Now, as they start the championship game where two full-grown adults’ egos and pride are on the line over a pee-wee hockey game, Adam is targeted by the Hawks because they see him as a traitor. I think the players and coaches all need a (REDACTED) time out to collect themselves because this is insanity.
Brown: Two kids on the team are told to take Banks out from Coach Reilly. It’s the ice hockey equivalent of “Sweep the leg, Johnny.”
And somehow, the kid who takes Banks out get just a two-minute minor for cross-checking. That kid put him out after a goal. It should have been a five-minute major and a game misconduct for checking from behind.
But even without the most skilled player (by a country mile), the Ducks stick with the Hawks, tying the game up with the most ludicrous thing in sports movies: The flying V. Because we have to use an actual duck thing, the players skate up ice in a V. This would be incredibly easy to defend… the front player HAS to have the puck as he crosses the blue line. So, attack the head guy as they near the offensive zone. Done. Breakaway attempt. Goal. Hawks win.
But nope, Reilly can’t coach against something so damn simple. This is why he never went beyond pee-wee coaching.
Froemming: I have no idea what the (REDACTED) you’re talking about because I hate sports.
Brown: But you love sports movies, as evident with Sports Month last summer. Isn’t it ironic?
But Charlie gets hit at the end of the tied game, and finds himself in a position much like Bombay was at his age: Make the game-winning goal or live a life of tortured memories and be a bitter drunken attorney. The stakes for Charlie have never been higher.
Brown: But, Bombay is not about to become another Reilly. He tells Charlie that he has faith in Charlie and it doesn’t matter if he makes the shot or not. Then, he tells Charlie to use the triple deke that he’s been practicing. Wait, he’s been practicing that? Also, the triple deke is (REDACTED), but I don’t want to hurt Froemming’s brain more, so I’ll move on.
In typical sports movie fashion, Charlie dekes out the goalie and gets a wide-open shot. GOAL! The Ducks knock off the Hawks and the radio guy is freaking out. NO RADIO GUY WOULD EVER BE AT A PEE-WEE HOCKEY GAME.

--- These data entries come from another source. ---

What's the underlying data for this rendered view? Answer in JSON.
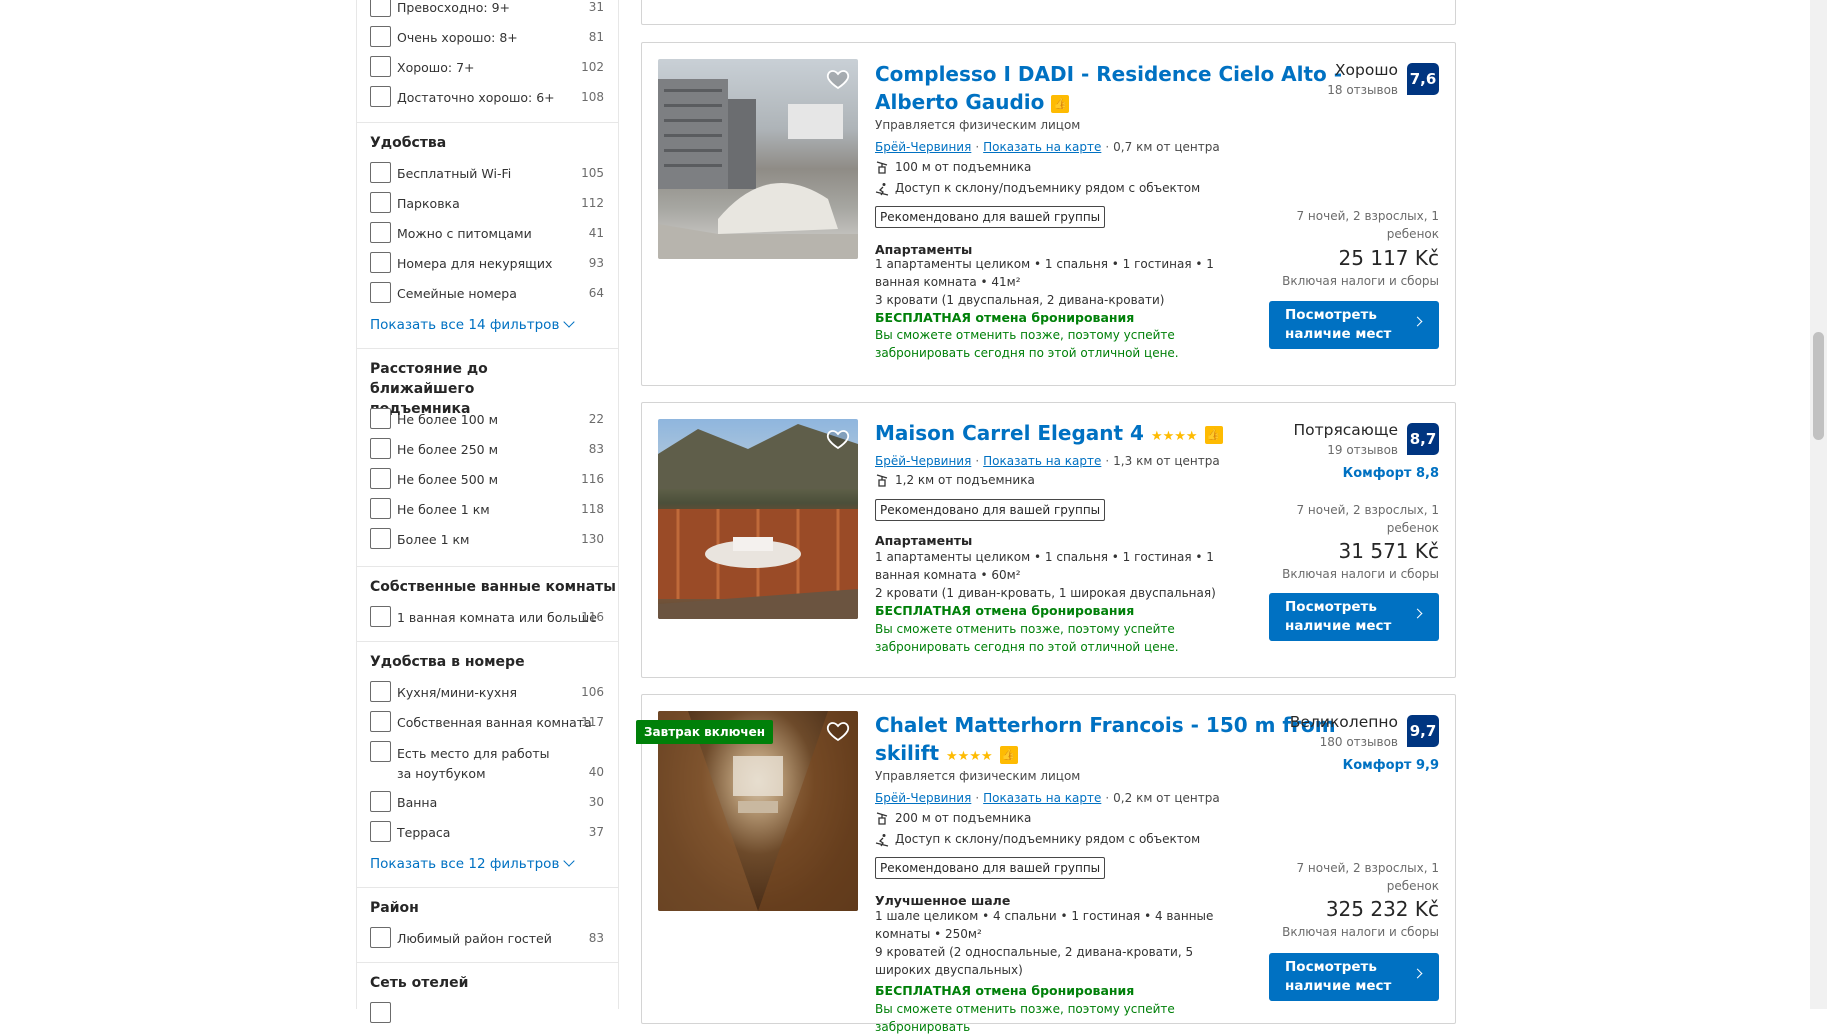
{
  "filters": {
    "rating": [
      {
        "label": "Превосходно: 9+",
        "count": "31"
      },
      {
        "label": "Очень хорошо: 8+",
        "count": "81"
      },
      {
        "label": "Хорошо: 7+",
        "count": "102"
      },
      {
        "label": "Достаточно хорошо: 6+",
        "count": "108"
      }
    ],
    "facilities": {
      "title": "Удобства",
      "items": [
        {
          "label": "Бесплатный Wi-Fi",
          "count": "105"
        },
        {
          "label": "Парковка",
          "count": "112"
        },
        {
          "label": "Можно с питомцами",
          "count": "41"
        },
        {
          "label": "Номера для некурящих",
          "count": "93"
        },
        {
          "label": "Семейные номера",
          "count": "64"
        }
      ],
      "show_all": "Показать все 14 фильтров"
    },
    "lift_distance": {
      "title": "Расстояние до ближайшего подъемника",
      "items": [
        {
          "label": "Не более 100 м",
          "count": "22"
        },
        {
          "label": "Не более 250 м",
          "count": "83"
        },
        {
          "label": "Не более 500 м",
          "count": "116"
        },
        {
          "label": "Не более 1 км",
          "count": "118"
        },
        {
          "label": "Более 1 км",
          "count": "130"
        }
      ]
    },
    "bathrooms": {
      "title": "Собственные ванные комнаты",
      "items": [
        {
          "label": "1 ванная комната или больше",
          "count": "116"
        }
      ]
    },
    "room_facilities": {
      "title": "Удобства в номере",
      "items": [
        {
          "label": "Кухня/мини-кухня",
          "count": "106"
        },
        {
          "label": "Собственная ванная комната",
          "count": "117"
        },
        {
          "label": "Есть место для работы за ноутбуком",
          "count": "40"
        },
        {
          "label": "Ванна",
          "count": "30"
        },
        {
          "label": "Терраса",
          "count": "37"
        }
      ],
      "show_all": "Показать все 12 фильтров"
    },
    "district": {
      "title": "Район",
      "items": [
        {
          "label": "Любимый район гостей",
          "count": "83"
        }
      ]
    },
    "chain": {
      "title": "Сеть отелей"
    }
  },
  "cards": [
    {
      "title_line1": "Complesso I DADI - Residence Cielo Alto -",
      "title_line2": "Alberto Gaudio",
      "managed": "Управляется физическим лицом",
      "town": "Брёй-Червиния",
      "map": "Показать на карте",
      "distance": "0,7 км от центра",
      "lift": "100 м от подъемника",
      "slope": "Доступ к склону/подъемнику рядом с объектом",
      "reco": "Рекомендовано для вашей группы",
      "room_type": "Апартаменты",
      "room_desc": "1 апартаменты целиком • 1 спальня • 1 гостиная • 1 ванная комната • 41м²",
      "beds": "3 кровати (1 двуспальная, 2 дивана-кровати)",
      "free_cancel": "БЕСПЛАТНАЯ отмена бронирования",
      "free_desc": "Вы сможете отменить позже, поэтому успейте забронировать сегодня по этой отличной цене.",
      "rating_label": "Хорошо",
      "reviews": "18 отзывов",
      "score": "7,6",
      "nights": "7 ночей, 2 взрослых, 1 ребенок",
      "price": "25 117 Kč",
      "taxes": "Включая налоги и сборы",
      "button": "Посмотреть наличие мест"
    },
    {
      "title_line1": "Maison Carrel Elegant 4",
      "stars": "★★★★",
      "town": "Брёй-Червиния",
      "map": "Показать на карте",
      "distance": "1,3 км от центра",
      "lift": "1,2 км от подъемника",
      "reco": "Рекомендовано для вашей группы",
      "room_type": "Апартаменты",
      "room_desc": "1 апартаменты целиком • 1 спальня • 1 гостиная • 1 ванная комната • 60м²",
      "beds": "2 кровати (1 диван-кровать, 1 широкая двуспальная)",
      "free_cancel": "БЕСПЛАТНАЯ отмена бронирования",
      "free_desc": "Вы сможете отменить позже, поэтому успейте забронировать сегодня по этой отличной цене.",
      "rating_label": "Потрясающе",
      "reviews": "19 отзывов",
      "score": "8,7",
      "comfort": "Комфорт 8,8",
      "nights": "7 ночей, 2 взрослых, 1 ребенок",
      "price": "31 571 Kč",
      "taxes": "Включая налоги и сборы",
      "button": "Посмотреть наличие мест"
    },
    {
      "ribbon": "Завтрак включен",
      "title_line1": "Chalet Matterhorn Francois - 150 m from",
      "title_line2": "skilift",
      "stars": "★★★★",
      "managed": "Управляется физическим лицом",
      "town": "Брёй-Червиния",
      "map": "Показать на карте",
      "distance": "0,2 км от центра",
      "lift": "200 м от подъемника",
      "slope": "Доступ к склону/подъемнику рядом с объектом",
      "reco": "Рекомендовано для вашей группы",
      "room_type": "Улучшенное шале",
      "room_desc": "1 шале целиком • 4 спальни • 1 гостиная • 4 ванные комнаты • 250м²",
      "beds": "9 кроватей (2 односпальные, 2 дивана-кровати, 5 широких двуспальных)",
      "free_cancel": "БЕСПЛАТНАЯ отмена бронирования",
      "free_desc": "Вы сможете отменить позже, поэтому успейте забронировать",
      "rating_label": "Великолепно",
      "reviews": "180 отзывов",
      "score": "9,7",
      "comfort": "Комфорт 9,9",
      "nights": "7 ночей, 2 взрослых, 1 ребенок",
      "price": "325 232 Kč",
      "taxes": "Включая налоги и сборы",
      "button": "Посмотреть наличие мест"
    }
  ],
  "colors": {
    "link": "#0071c2",
    "score_bg": "#003580",
    "green": "#008009",
    "star": "#febb02"
  }
}
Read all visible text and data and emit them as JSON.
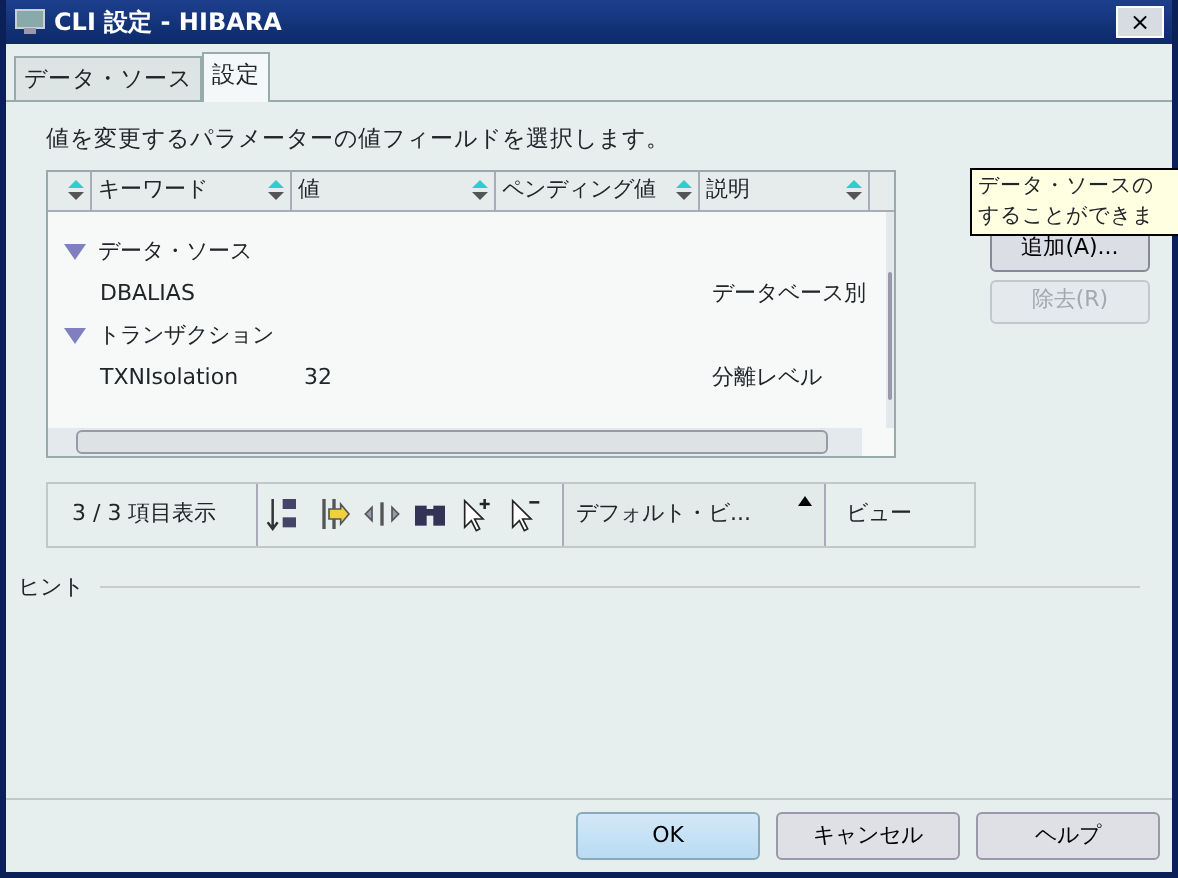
{
  "window": {
    "title": "CLI 設定 - HIBARA",
    "close": "×"
  },
  "tabs": [
    {
      "label": "データ・ソース",
      "selected": false
    },
    {
      "label": "設定",
      "selected": true
    }
  ],
  "instruction": "値を変更するパラメーターの値フィールドを選択します。",
  "table": {
    "columns": [
      "キーワード",
      "値",
      "ペンディング値",
      "説明"
    ],
    "rows": [
      {
        "kind": "group",
        "label": "データ・ソース",
        "expanded": true,
        "children": [
          {
            "kind": "item",
            "keyword": "DBALIAS",
            "description": "データベース別"
          }
        ]
      },
      {
        "kind": "group",
        "label": "トランザクション",
        "expanded": true,
        "children": [
          {
            "kind": "item",
            "keyword": "TXNIsolation",
            "value": "32",
            "description": "分離レベル"
          }
        ]
      }
    ]
  },
  "side_buttons": [
    {
      "label": "追加(A)...",
      "disabled": false
    },
    {
      "label": "除去(R)",
      "disabled": true
    }
  ],
  "tooltip": [
    "データ・ソースの",
    "することができま"
  ],
  "toolbar": {
    "count": "3 / 3 項目表示",
    "view_select": "デフォルト・ビ...",
    "view_button": "ビュー"
  },
  "hint": {
    "label": "ヒント"
  },
  "buttons": [
    {
      "label": "OK",
      "default": true
    },
    {
      "label": "キャンセル",
      "default": false
    },
    {
      "label": "ヘルプ",
      "default": false
    }
  ]
}
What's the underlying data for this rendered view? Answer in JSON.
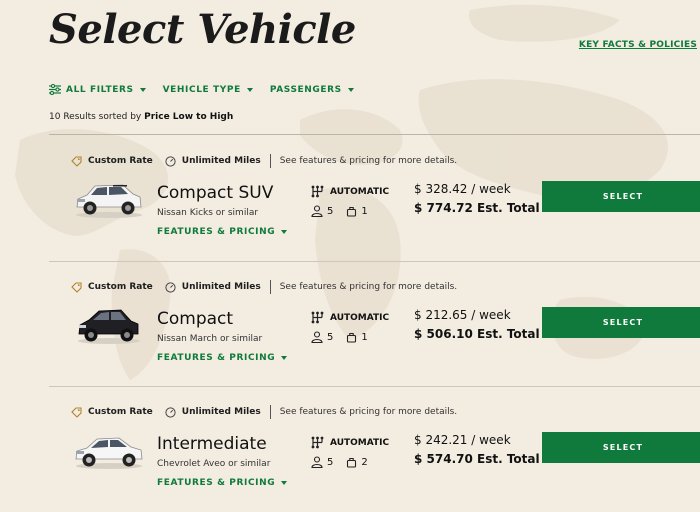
{
  "page": {
    "title": "Select Vehicle",
    "key_facts_link": "KEY FACTS & POLICIES"
  },
  "filters": [
    {
      "label": "ALL FILTERS",
      "icon": "sliders-icon"
    },
    {
      "label": "VEHICLE TYPE"
    },
    {
      "label": "PASSENGERS"
    }
  ],
  "results": {
    "count_text": "10 Results sorted by ",
    "sort_value": "Price Low to High"
  },
  "common": {
    "custom_rate": "Custom Rate",
    "unlimited_miles": "Unlimited Miles",
    "note": "See features & pricing for more details.",
    "features_label": "FEATURES & PRICING",
    "select_label": "SELECT"
  },
  "vehicles": [
    {
      "name": "Compact SUV",
      "similar": "Nissan Kicks or similar",
      "transmission": "AUTOMATIC",
      "passengers": "5",
      "bags": "1",
      "weekly": "$ 328.42 / week",
      "total": "$ 774.72 Est. Total",
      "car_color": "white-suv"
    },
    {
      "name": "Compact",
      "similar": "Nissan March or similar",
      "transmission": "AUTOMATIC",
      "passengers": "5",
      "bags": "1",
      "weekly": "$ 212.65 / week",
      "total": "$ 506.10 Est. Total",
      "car_color": "black-hatchback"
    },
    {
      "name": "Intermediate",
      "similar": "Chevrolet Aveo or similar",
      "transmission": "AUTOMATIC",
      "passengers": "5",
      "bags": "2",
      "weekly": "$ 242.21 / week",
      "total": "$ 574.70 Est. Total",
      "car_color": "white-sedan"
    }
  ],
  "colors": {
    "accent": "#0f7a3c",
    "background": "#f3ece1"
  }
}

Froemming: But the Ducks got that centerpiece treatment in that hockey magazine numerous times! It stands to reason if some crummy pee-wee hockey team gets that kind of ink, there would be a radio guy covering their games, right?
Brown: If Let’s Play Hockey was printing centerpiece stories on pee-wee hockey on a weekly basis, that is exhibit A of why print media is failing nowadays.
After a heartfelt moment between Bombay and Hans, we see Gordon packed up and ready for a minor-league tryout thanks to his ol’ buddy McRae (again, he couldn’t have played pee-wee hockey with him). Also, Bombay is probably in his 30s and hasn’t played hockey since he was a pre-teen. I don’t think he’s set up for success.
Then, after he gets farewells from his players and a kiss from Charlie’s mom, he tells the kids he’ll return next year to defend their title.
OK, lets say the improbable happens and Gordon makes the minors, that would overlap with the Ducks’ next season. Basically, he’s hoping his minor-league career crashes and burns.
Like my friend Chris has said over and over about this movie, the moral of this movie is this: People who have DUIs are winners.
Froemming: Or he is just lying to them because he has been a lawyer for so long that the truth is no longer with him.
I say we form a flying V and head on down to recommendations.
Would you recommend?
Brown: It’s easy to rag on a Disney family movie, but I’d absolutely recommend this movie. It’s good fun and it’s still entertaining to me as a grown-ass adult.
Froemming: It is a harmless kid hockey movie. I probably enjoyed it more having part of it filmed in my hometown and all of it filmed in my home state, as well as having fond memories of watching it as a child. But I enjoyed it for what it is. I say give it a watch.
Here is what’s coming up for the next Joe-Down: